Attempting to defeat the insurgency, Gaddafi forces locked down the mountain region and bombed the rebels, which were accused of activating Sanusi links with local tribes. In 1996, Gaddafi’s regime killed more than 1,200 prisoners in Tripoli’s Abu Salim prison, mostly from Cyrenaica. The jail had become the government’s main detention centre for suspected “Islamist” militants. Gaddafi now cynically began presenting himself as an opponent of “Islamism”, a process that would lead to a new, lucrative business alliance with the West.
After 9/11, Gaddafi allied with the Bush administration, who named the Islamic Fighting Group a terrorist organisation and “renditioned” Libyans captured abroad back to Gaddafi. Torture and death awaited them in Gaddafi’s prisons.
On February 17, 2011, a “Day of Rage” was organised in mainly eastern cities and the sequence of events began which would eventually result in the toppling of Gaddafi. This date had a particular significance. On February 17, 1987, Gaddafi’s forces had hanged six young people in Benghazi’s sports arena, their execution footage repeatedly shown on television. Gaddafi security forces also killed 11 people during a protest on the same date in 2006.
Today, liberated Libya is at a critical juncture. The people of Cyrenaica, who have made immense sacrifices to preserve their liberty, honour and dignity, will not be denied their request for autonomy. It needs to be taken seriously by the NTC and international community.
The NTC leaders need to show great wisdom in their handling of the sensitive situation presented by Zubair Ahmed al-Sanusi’s newfound leadership over thousands of Cyrenaica tribal leaders. Tension is rising. Just over a week ago, men with rifles and knives attacked a Benghazi autonomy rally where Sanusi was speaking, killing one person.
If the people of Cyrenaica are ignored or subjected to an overbearing central authority intent on dominating them from faraway Tripoli, the response will be violent. A resulting civil war could tear Libya apart, leading to a situation akin to Biafra in Nigeria in the 1960s or even Pakistan in 1971, when a Muslim nation fell apart in an extraordinarily bloody civil war.
We have seen the success of federalism in nations such as Switzerland and the United States, and there is no reason why it cannot be attempted today in Libya.
It is Libya’s challenge, as one of the few Arab countries that has emerged from the nightmare of dictatorship, to fully accommodate its own people – especially those who are different. This would be in accordance with the ideals of the Arab Spring; that all citizens be treated equally with justice, human rights and economic opportunities. A federal system could be the essential ingredient to ensure the long-term stability and prosperity of the nation.

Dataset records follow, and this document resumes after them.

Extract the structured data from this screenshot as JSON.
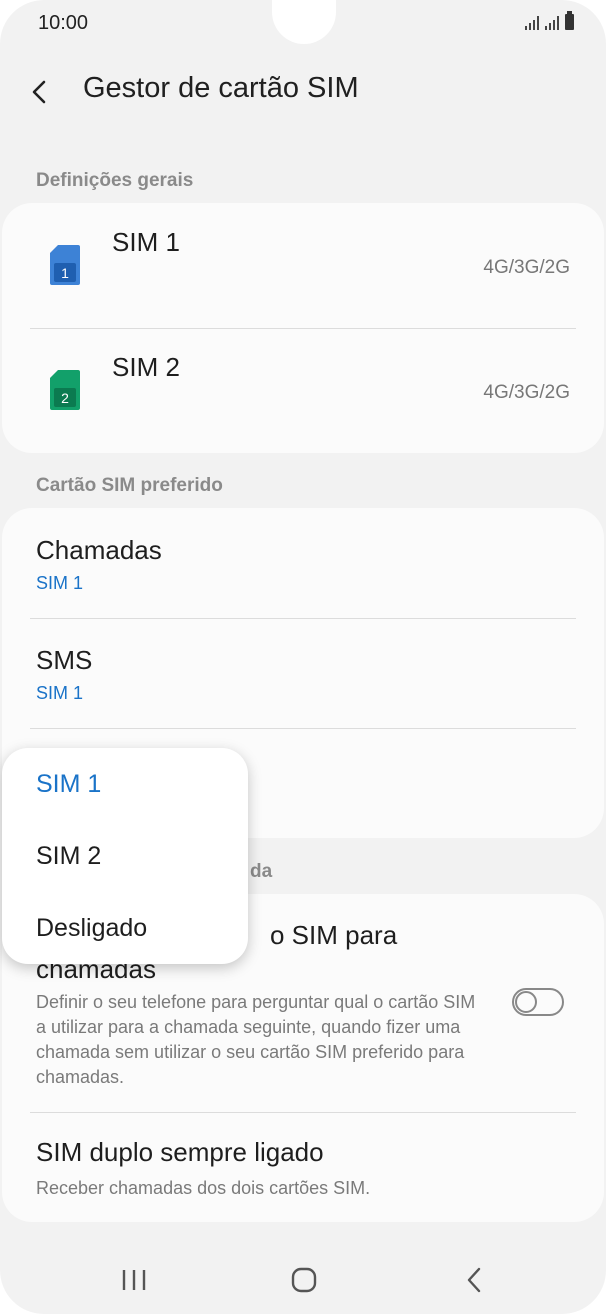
{
  "status": {
    "time": "10:00"
  },
  "header": {
    "title": "Gestor de cartão SIM"
  },
  "sections": {
    "general": "Definições gerais",
    "preferred": "Cartão SIM preferido",
    "partial_hidden": "da"
  },
  "sims": [
    {
      "name": "SIM 1",
      "network": "4G/3G/2G",
      "badge": "1",
      "color": "#3d82d6"
    },
    {
      "name": "SIM 2",
      "network": "4G/3G/2G",
      "badge": "2",
      "color": "#12a06a"
    }
  ],
  "preferred": [
    {
      "title": "Chamadas",
      "value": "SIM 1"
    },
    {
      "title": "SMS",
      "value": "SIM 1"
    }
  ],
  "ask_sim": {
    "title_visible": "o SIM para",
    "title_line2": "chamadas",
    "description": "Definir o seu telefone para perguntar qual o cartão SIM a utilizar para a chamada seguinte, quando fizer uma chamada sem utilizar o seu cartão SIM preferido para chamadas.",
    "enabled": false
  },
  "dual_sim": {
    "title": "SIM duplo sempre ligado",
    "description": "Receber chamadas dos dois cartões SIM."
  },
  "popup": {
    "options": [
      "SIM 1",
      "SIM 2",
      "Desligado"
    ],
    "selected": "SIM 1"
  },
  "colors": {
    "accent": "#1a73c8"
  }
}
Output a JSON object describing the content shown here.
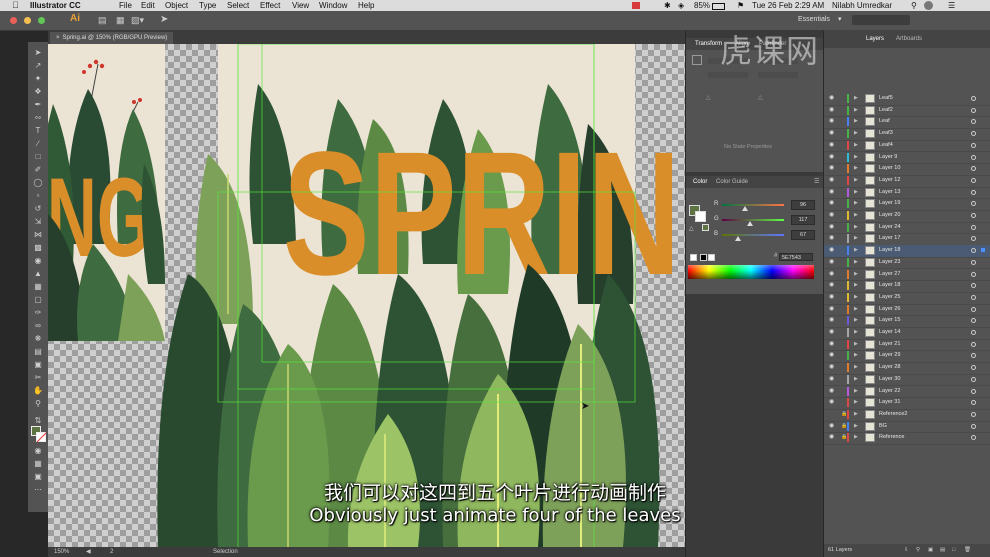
{
  "menubar": {
    "app": "Illustrator CC",
    "menus": [
      "File",
      "Edit",
      "Object",
      "Type",
      "Select",
      "Effect",
      "View",
      "Window",
      "Help"
    ],
    "battery": "85%",
    "datetime": "Tue 26 Feb  2:29 AM",
    "user": "Nilabh Umredkar"
  },
  "control": {
    "logo": "Ai",
    "workspace": "Essentials"
  },
  "document": {
    "tab": "Spring.ai @ 150% (RGB/GPU Preview)",
    "artwork_text": "SPRING"
  },
  "status": {
    "zoom": "150%",
    "artboard": "2",
    "tool": "Selection"
  },
  "transform_panel": {
    "tabs": [
      "Transform",
      "Align",
      "Pathfinder"
    ],
    "empty_text": "No State Properties"
  },
  "color_panel": {
    "tabs": [
      "Color",
      "Color Guide"
    ],
    "channels": [
      {
        "label": "R",
        "value": "96",
        "fraction": 0.376
      },
      {
        "label": "G",
        "value": "117",
        "fraction": 0.459
      },
      {
        "label": "B",
        "value": "67",
        "fraction": 0.263
      }
    ],
    "hex": "5E7543",
    "fill_color": "#5E7543"
  },
  "layers_panel": {
    "tabs": [
      "Layers",
      "Artboards"
    ],
    "footer": "61 Layers",
    "layers": [
      {
        "name": "Leaf5",
        "color": "#4ab04a",
        "selected": false,
        "locked": false,
        "visible": true
      },
      {
        "name": "Leaf2",
        "color": "#4ab04a",
        "selected": false,
        "locked": false,
        "visible": true
      },
      {
        "name": "Leaf",
        "color": "#4a7ff0",
        "selected": false,
        "locked": false,
        "visible": true
      },
      {
        "name": "Leaf3",
        "color": "#4ab04a",
        "selected": false,
        "locked": false,
        "visible": true
      },
      {
        "name": "Leaf4",
        "color": "#e04646",
        "selected": false,
        "locked": false,
        "visible": true
      },
      {
        "name": "Layer 9",
        "color": "#29c0d6",
        "selected": false,
        "locked": false,
        "visible": true
      },
      {
        "name": "Layer 10",
        "color": "#e07a2c",
        "selected": false,
        "locked": false,
        "visible": true
      },
      {
        "name": "Layer 12",
        "color": "#e04646",
        "selected": false,
        "locked": false,
        "visible": true
      },
      {
        "name": "Layer 13",
        "color": "#b15bd6",
        "selected": false,
        "locked": false,
        "visible": true
      },
      {
        "name": "Layer 19",
        "color": "#4ab04a",
        "selected": false,
        "locked": false,
        "visible": true
      },
      {
        "name": "Layer 20",
        "color": "#e0b82c",
        "selected": false,
        "locked": false,
        "visible": true
      },
      {
        "name": "Layer 24",
        "color": "#4ab04a",
        "selected": false,
        "locked": false,
        "visible": true
      },
      {
        "name": "Layer 17",
        "color": "#a7a7a7",
        "selected": false,
        "locked": false,
        "visible": true
      },
      {
        "name": "Layer 18",
        "color": "#4a7ff0",
        "selected": true,
        "locked": false,
        "visible": true
      },
      {
        "name": "Layer 23",
        "color": "#4ab04a",
        "selected": false,
        "locked": false,
        "visible": true
      },
      {
        "name": "Layer 27",
        "color": "#e07a2c",
        "selected": false,
        "locked": false,
        "visible": true
      },
      {
        "name": "Layer 18",
        "color": "#e0b82c",
        "selected": false,
        "locked": false,
        "visible": true
      },
      {
        "name": "Layer 25",
        "color": "#e0b82c",
        "selected": false,
        "locked": false,
        "visible": true
      },
      {
        "name": "Layer 26",
        "color": "#e07a2c",
        "selected": false,
        "locked": false,
        "visible": true
      },
      {
        "name": "Layer 15",
        "color": "#6b5bd6",
        "selected": false,
        "locked": false,
        "visible": true
      },
      {
        "name": "Layer 14",
        "color": "#a7a7a7",
        "selected": false,
        "locked": false,
        "visible": true
      },
      {
        "name": "Layer 21",
        "color": "#e04646",
        "selected": false,
        "locked": false,
        "visible": true
      },
      {
        "name": "Layer 29",
        "color": "#4ab04a",
        "selected": false,
        "locked": false,
        "visible": true
      },
      {
        "name": "Layer 28",
        "color": "#e07a2c",
        "selected": false,
        "locked": false,
        "visible": true
      },
      {
        "name": "Layer 30",
        "color": "#a7a7a7",
        "selected": false,
        "locked": false,
        "visible": true
      },
      {
        "name": "Layer 22",
        "color": "#b15bd6",
        "selected": false,
        "locked": false,
        "visible": true
      },
      {
        "name": "Layer 31",
        "color": "#e04646",
        "selected": false,
        "locked": false,
        "visible": true
      },
      {
        "name": "Reference2",
        "color": "#e04646",
        "selected": false,
        "locked": true,
        "visible": false
      },
      {
        "name": "BG",
        "color": "#4a7ff0",
        "selected": false,
        "locked": true,
        "visible": true
      },
      {
        "name": "Reference",
        "color": "#e04646",
        "selected": false,
        "locked": true,
        "visible": true
      }
    ]
  },
  "subtitles": {
    "chinese": "我们可以对这四到五个叶片进行动画制作",
    "english": "Obviously just animate four of the leaves"
  },
  "watermark": "虎课网"
}
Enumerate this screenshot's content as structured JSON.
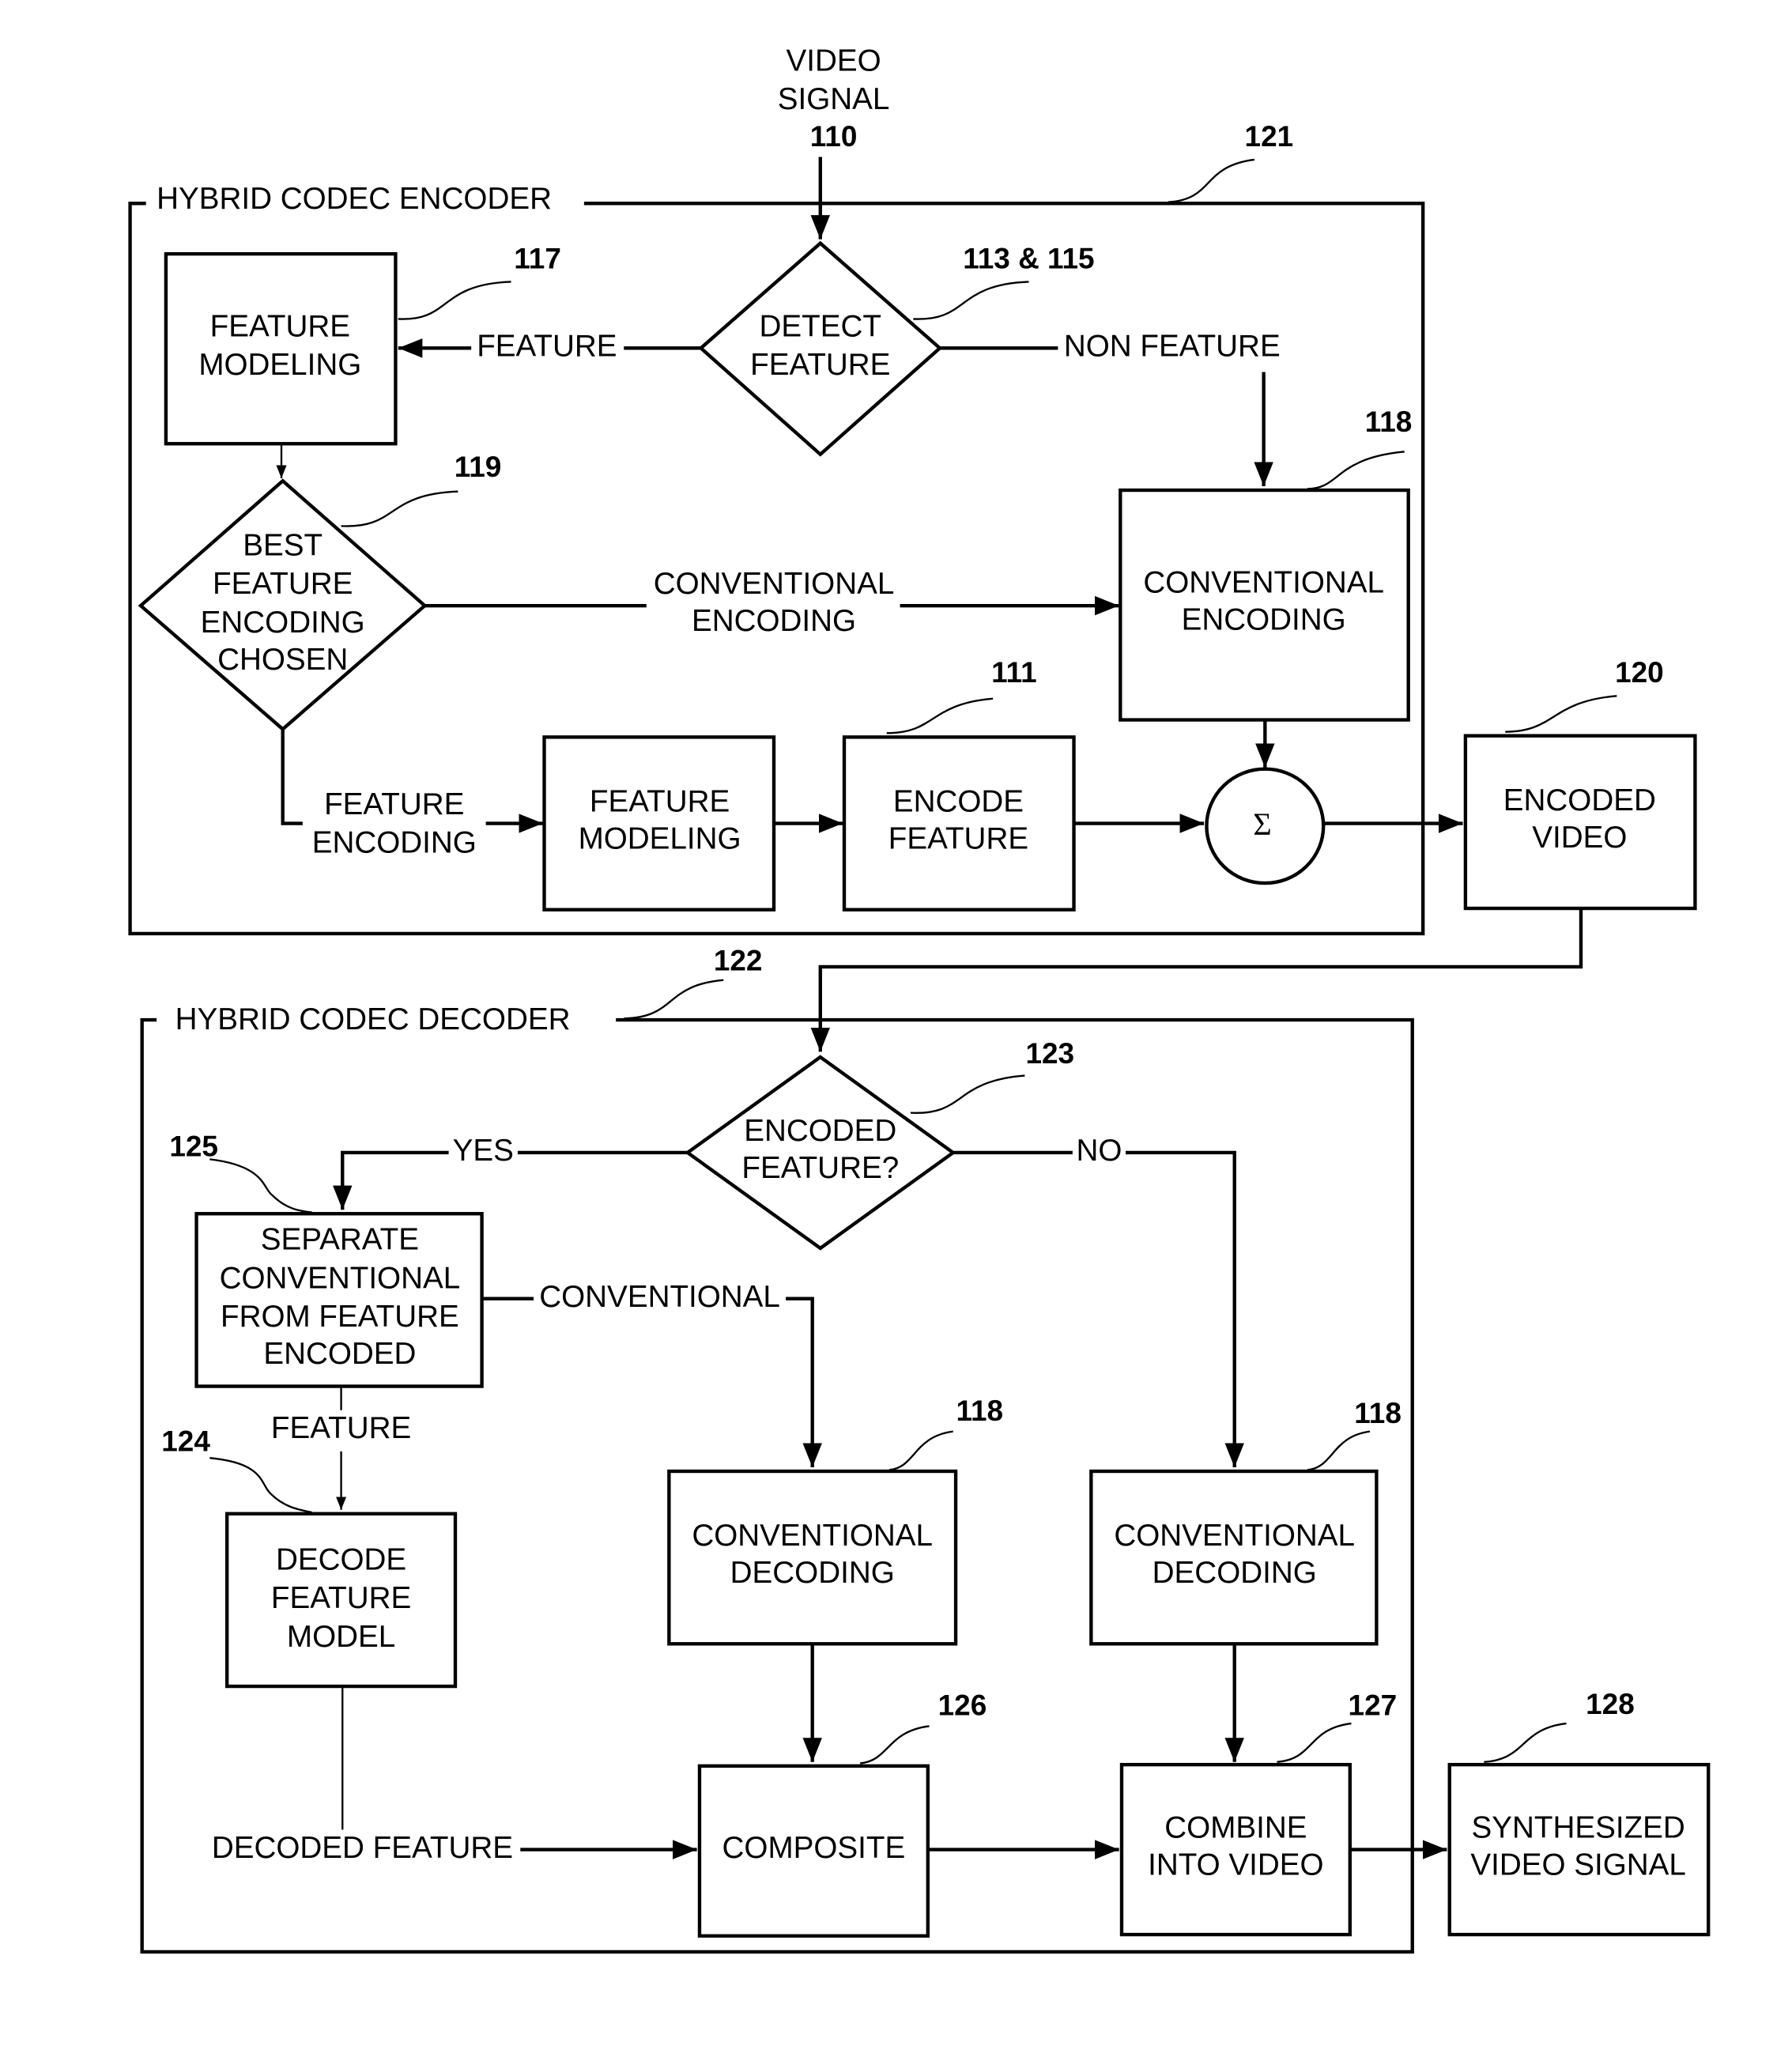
{
  "input": {
    "label_1": "VIDEO",
    "label_2": "SIGNAL",
    "ref": "110"
  },
  "encoder": {
    "title": "HYBRID CODEC ENCODER",
    "ref": "121",
    "detect_feature": {
      "line1": "DETECT",
      "line2": "FEATURE",
      "ref": "113 & 115"
    },
    "feature_modeling_top": {
      "line1": "FEATURE",
      "line2": "MODELING",
      "ref": "117"
    },
    "best_feature": {
      "line1": "BEST",
      "line2": "FEATURE",
      "line3": "ENCODING",
      "line4": "CHOSEN",
      "ref": "119"
    },
    "conventional_encoding": {
      "line1": "CONVENTIONAL",
      "line2": "ENCODING",
      "ref": "118"
    },
    "feature_modeling_bottom": {
      "line1": "FEATURE",
      "line2": "MODELING"
    },
    "encode_feature": {
      "line1": "ENCODE",
      "line2": "FEATURE",
      "ref": "111"
    },
    "sum_symbol": "Σ",
    "edge_labels": {
      "feature": "FEATURE",
      "non_feature": "NON FEATURE",
      "conventional_1": "CONVENTIONAL",
      "conventional_2": "ENCODING",
      "feature_enc_1": "FEATURE",
      "feature_enc_2": "ENCODING"
    }
  },
  "encoded_video": {
    "line1": "ENCODED",
    "line2": "VIDEO",
    "ref": "120"
  },
  "decoder": {
    "title": "HYBRID CODEC DECODER",
    "ref": "122",
    "encoded_feature": {
      "line1": "ENCODED",
      "line2": "FEATURE?",
      "ref": "123"
    },
    "separate": {
      "line1": "SEPARATE",
      "line2": "CONVENTIONAL",
      "line3": "FROM FEATURE",
      "line4": "ENCODED",
      "ref": "125"
    },
    "decode_feature_model": {
      "line1": "DECODE",
      "line2": "FEATURE",
      "line3": "MODEL",
      "ref": "124"
    },
    "conv_decoding_a": {
      "line1": "CONVENTIONAL",
      "line2": "DECODING",
      "ref": "118"
    },
    "conv_decoding_b": {
      "line1": "CONVENTIONAL",
      "line2": "DECODING",
      "ref": "118"
    },
    "composite": {
      "line1": "COMPOSITE",
      "ref": "126"
    },
    "combine": {
      "line1": "COMBINE",
      "line2": "INTO VIDEO",
      "ref": "127"
    },
    "edge_labels": {
      "yes": "YES",
      "no": "NO",
      "conventional": "CONVENTIONAL",
      "feature": "FEATURE",
      "decoded_feature": "DECODED FEATURE"
    }
  },
  "output": {
    "line1": "SYNTHESIZED",
    "line2": "VIDEO SIGNAL",
    "ref": "128"
  }
}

Unless the NTC urgently and seriously engages with the concerns of Cyrenaica, Libya could see a rapid descent into chaos that would frustrate the aspirations of its long-suffering citizens. The spirit of the Arab Spring is about acceptance and harmony. All Libyans need to celebrate the rich history of its people – and none is richer than the Sanusi of Cyrenaica.
Professor Akbar Ahmed is Ibn Khaldun Chair of Islamic Studies at American University in Washington DC and the former Pakistani High Commissioner to the United Kingdom.
Frankie Martin is an Ibn Khaldun Chair Research Fellow at American University’s School of International Service and is assisting Professor Ahmed on Ahmed’s forthcoming study, Journey into Tribal Islam: America and the Conflict between Center and Periphery in the Muslim World, to be published by Brookings Press.